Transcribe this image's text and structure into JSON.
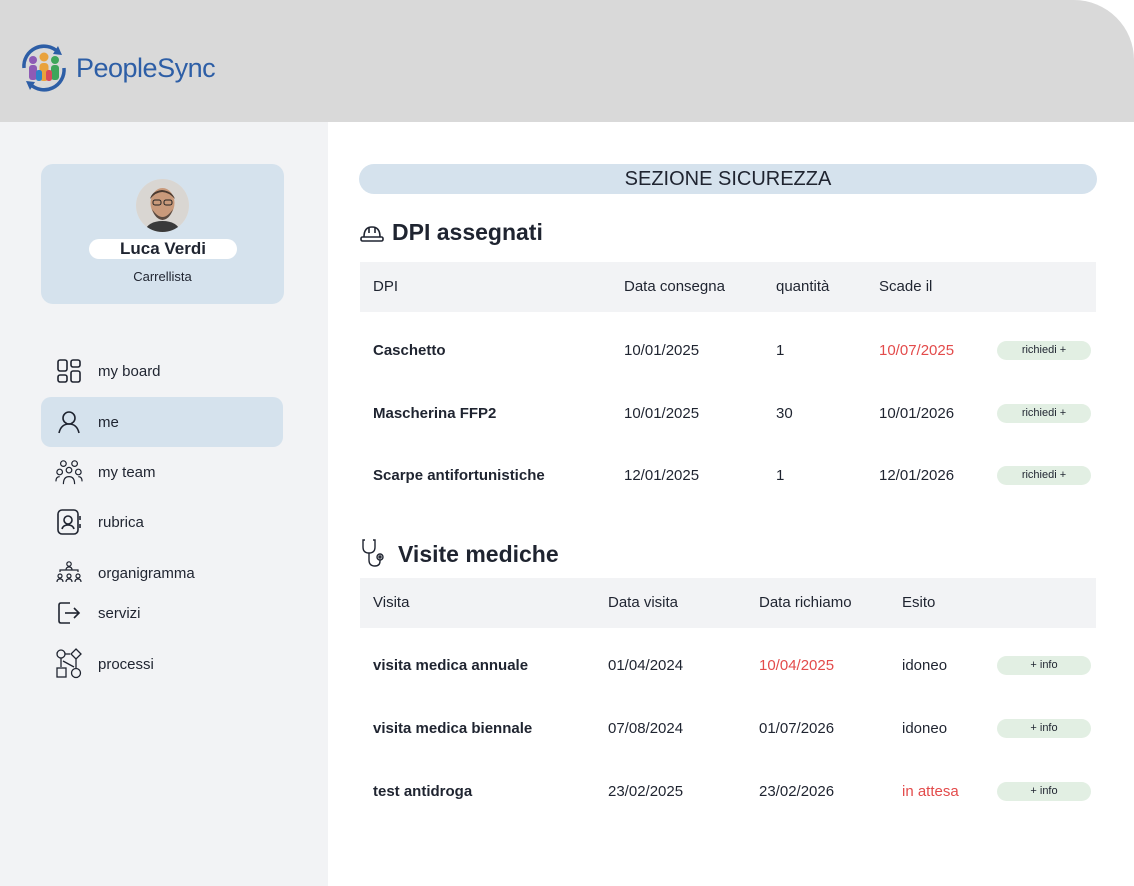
{
  "app": {
    "name": "PeopleSync"
  },
  "profile": {
    "name": "Luca Verdi",
    "role": "Carrellista"
  },
  "nav": [
    {
      "label": "my board",
      "icon": "dashboard-icon"
    },
    {
      "label": "me",
      "icon": "user-icon",
      "active": true
    },
    {
      "label": "my team",
      "icon": "team-icon"
    },
    {
      "label": "rubrica",
      "icon": "contacts-icon"
    },
    {
      "label": "organigramma",
      "icon": "org-chart-icon"
    },
    {
      "label": "servizi",
      "icon": "exit-icon"
    },
    {
      "label": "processi",
      "icon": "process-icon"
    }
  ],
  "section": {
    "title": "SEZIONE SICUREZZA"
  },
  "dpi": {
    "title": "DPI assegnati",
    "headers": [
      "DPI",
      "Data consegna",
      "quantità",
      "Scade il"
    ],
    "rows": [
      {
        "name": "Caschetto",
        "delivered": "10/01/2025",
        "qty": "1",
        "expires": "10/07/2025",
        "expired": true,
        "action": "richiedi +"
      },
      {
        "name": "Mascherina FFP2",
        "delivered": "10/01/2025",
        "qty": "30",
        "expires": "10/01/2026",
        "expired": false,
        "action": "richiedi +"
      },
      {
        "name": "Scarpe antifortunistiche",
        "delivered": "12/01/2025",
        "qty": "1",
        "expires": "12/01/2026",
        "expired": false,
        "action": "richiedi +"
      }
    ]
  },
  "visits": {
    "title": "Visite mediche",
    "headers": [
      "Visita",
      "Data visita",
      "Data richiamo",
      "Esito"
    ],
    "rows": [
      {
        "name": "visita medica annuale",
        "date": "01/04/2024",
        "recall": "10/04/2025",
        "recall_overdue": true,
        "outcome": "idoneo",
        "outcome_pending": false,
        "action": "+ info"
      },
      {
        "name": "visita medica biennale",
        "date": "07/08/2024",
        "recall": "01/07/2026",
        "recall_overdue": false,
        "outcome": "idoneo",
        "outcome_pending": false,
        "action": "+ info"
      },
      {
        "name": "test antidroga",
        "date": "23/02/2025",
        "recall": "23/02/2026",
        "recall_overdue": false,
        "outcome": "in attesa",
        "outcome_pending": true,
        "action": "+ info"
      }
    ]
  },
  "colors": {
    "accent": "#d5e2ed",
    "danger": "#e34b4b",
    "action": "#e2efe3",
    "brand": "#2d5ea6"
  }
}
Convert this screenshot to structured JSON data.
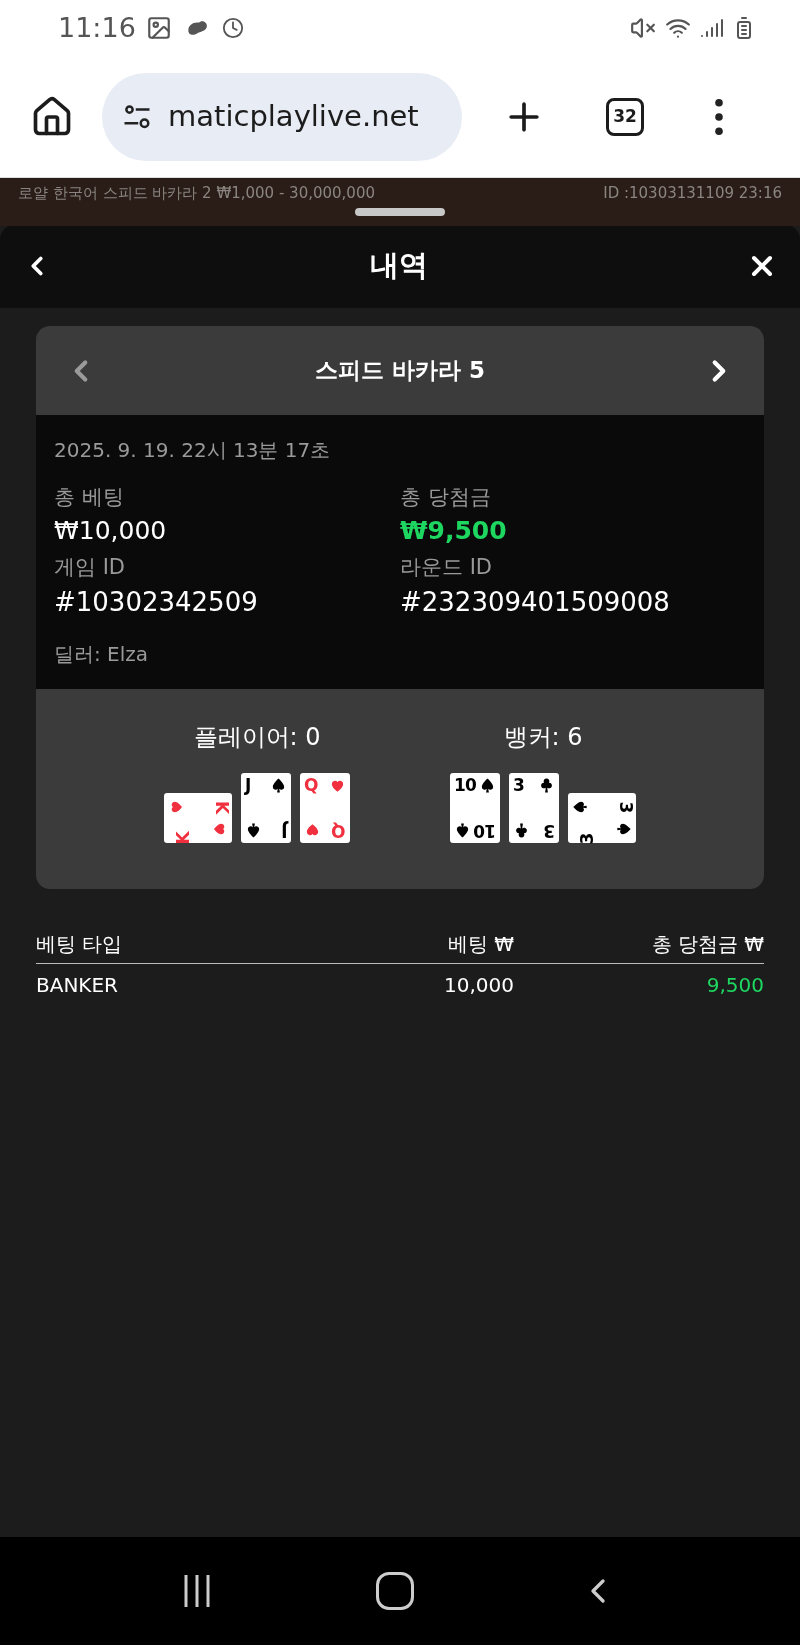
{
  "status_bar": {
    "time": "11:16"
  },
  "browser": {
    "url": "maticplaylive.net",
    "tab_count": "32"
  },
  "backdrop": {
    "table_info": "로얄 한국어 스피드 바카라 2 ₩1,000 - 30,000,000",
    "round_info": "ID :10303131109 23:16"
  },
  "sheet": {
    "title": "내역"
  },
  "game": {
    "title": "스피드 바카라 5",
    "datetime": "2025. 9. 19. 22시 13분 17초",
    "fields": [
      {
        "label": "총 베팅",
        "value": "₩10,000",
        "kind": "amount",
        "win": false
      },
      {
        "label": "총 당첨금",
        "value": "₩9,500",
        "kind": "amount",
        "win": true
      },
      {
        "label": "게임 ID",
        "value": "#10302342509",
        "kind": "id",
        "win": false
      },
      {
        "label": "라운드 ID",
        "value": "#232309401509008",
        "kind": "id",
        "win": false
      }
    ],
    "dealer": "딜러: Elza",
    "hands": [
      {
        "label": "플레이어: 0",
        "cards": [
          {
            "labels": [
              "K",
              "K"
            ],
            "kind": "heart",
            "rotated": true
          },
          {
            "labels": [
              "J",
              "J"
            ],
            "kind": "spade",
            "rotated": false
          },
          {
            "labels": [
              "Q",
              "Q"
            ],
            "kind": "heart",
            "rotated": false
          }
        ]
      },
      {
        "label": "뱅커: 6",
        "cards": [
          {
            "labels": [
              "10",
              "10"
            ],
            "kind": "spade",
            "rotated": false
          },
          {
            "labels": [
              "3",
              "3"
            ],
            "kind": "club",
            "rotated": false
          },
          {
            "labels": [
              "3",
              "3"
            ],
            "kind": "spade",
            "rotated": true
          }
        ]
      }
    ]
  },
  "bets": {
    "columns": [
      "베팅 타입",
      "베팅 ₩",
      "총 당첨금 ₩"
    ],
    "rows": [
      {
        "type": "BANKER",
        "bet": "10,000",
        "win": "9,500",
        "won": true
      }
    ]
  }
}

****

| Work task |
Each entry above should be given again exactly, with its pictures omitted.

| Answer to the exercise |
Transcribe this image's text and structure into JSON.
{
  "app": {
    "name": "PeopleSync"
  },
  "profile": {
    "name": "Luca Verdi",
    "role": "Carrellista"
  },
  "nav": [
    {
      "label": "my board",
      "icon": "dashboard-icon"
    },
    {
      "label": "me",
      "icon": "user-icon",
      "active": true
    },
    {
      "label": "my team",
      "icon": "team-icon"
    },
    {
      "label": "rubrica",
      "icon": "contacts-icon"
    },
    {
      "label": "organigramma",
      "icon": "org-chart-icon"
    },
    {
      "label": "servizi",
      "icon": "exit-icon"
    },
    {
      "label": "processi",
      "icon": "process-icon"
    }
  ],
  "section": {
    "title": "SEZIONE SICUREZZA"
  },
  "dpi": {
    "title": "DPI assegnati",
    "headers": [
      "DPI",
      "Data consegna",
      "quantità",
      "Scade il"
    ],
    "rows": [
      {
        "name": "Caschetto",
        "delivered": "10/01/2025",
        "qty": "1",
        "expires": "10/07/2025",
        "expired": true,
        "action": "richiedi +"
      },
      {
        "name": "Mascherina FFP2",
        "delivered": "10/01/2025",
        "qty": "30",
        "expires": "10/01/2026",
        "expired": false,
        "action": "richiedi +"
      },
      {
        "name": "Scarpe antifortunistiche",
        "delivered": "12/01/2025",
        "qty": "1",
        "expires": "12/01/2026",
        "expired": false,
        "action": "richiedi +"
      }
    ]
  },
  "visits": {
    "title": "Visite mediche",
    "headers": [
      "Visita",
      "Data visita",
      "Data richiamo",
      "Esito"
    ],
    "rows": [
      {
        "name": "visita medica annuale",
        "date": "01/04/2024",
        "recall": "10/04/2025",
        "recall_overdue": true,
        "outcome": "idoneo",
        "outcome_pending": false,
        "action": "+ info"
      },
      {
        "name": "visita medica biennale",
        "date": "07/08/2024",
        "recall": "01/07/2026",
        "recall_overdue": false,
        "outcome": "idoneo",
        "outcome_pending": false,
        "action": "+ info"
      },
      {
        "name": "test antidroga",
        "date": "23/02/2025",
        "recall": "23/02/2026",
        "recall_overdue": false,
        "outcome": "in attesa",
        "outcome_pending": true,
        "action": "+ info"
      }
    ]
  },
  "colors": {
    "accent": "#d5e2ed",
    "danger": "#e34b4b",
    "action": "#e2efe3",
    "brand": "#2d5ea6"
  }
}
Convert this screenshot to structured JSON data.
{
  "status_bar": {
    "time": "11:16"
  },
  "browser": {
    "url": "maticplaylive.net",
    "tab_count": "32"
  },
  "backdrop": {
    "table_info": "로얄 한국어 스피드 바카라 2 ₩1,000 - 30,000,000",
    "round_info": "ID :10303131109 23:16"
  },
  "sheet": {
    "title": "내역"
  },
  "game": {
    "title": "스피드 바카라 5",
    "datetime": "2025. 9. 19. 22시 13분 17초",
    "fields": [
      {
        "label": "총 베팅",
        "value": "₩10,000",
        "kind": "amount",
        "win": false
      },
      {
        "label": "총 당첨금",
        "value": "₩9,500",
        "kind": "amount",
        "win": true
      },
      {
        "label": "게임 ID",
        "value": "#10302342509",
        "kind": "id",
        "win": false
      },
      {
        "label": "라운드 ID",
        "value": "#232309401509008",
        "kind": "id",
        "win": false
      }
    ],
    "dealer": "딜러: Elza",
    "hands": [
      {
        "label": "플레이어: 0",
        "cards": [
          {
            "labels": [
              "K",
              "K"
            ],
            "kind": "heart",
            "rotated": true
          },
          {
            "labels": [
              "J",
              "J"
            ],
            "kind": "spade",
            "rotated": false
          },
          {
            "labels": [
              "Q",
              "Q"
            ],
            "kind": "heart",
            "rotated": false
          }
        ]
      },
      {
        "label": "뱅커: 6",
        "cards": [
          {
            "labels": [
              "10",
              "10"
            ],
            "kind": "spade",
            "rotated": false
          },
          {
            "labels": [
              "3",
              "3"
            ],
            "kind": "club",
            "rotated": false
          },
          {
            "labels": [
              "3",
              "3"
            ],
            "kind": "spade",
            "rotated": true
          }
        ]
      }
    ]
  },
  "bets": {
    "columns": [
      "베팅 타입",
      "베팅 ₩",
      "총 당첨금 ₩"
    ],
    "rows": [
      {
        "type": "BANKER",
        "bet": "10,000",
        "win": "9,500",
        "won": true
      }
    ]
  }
}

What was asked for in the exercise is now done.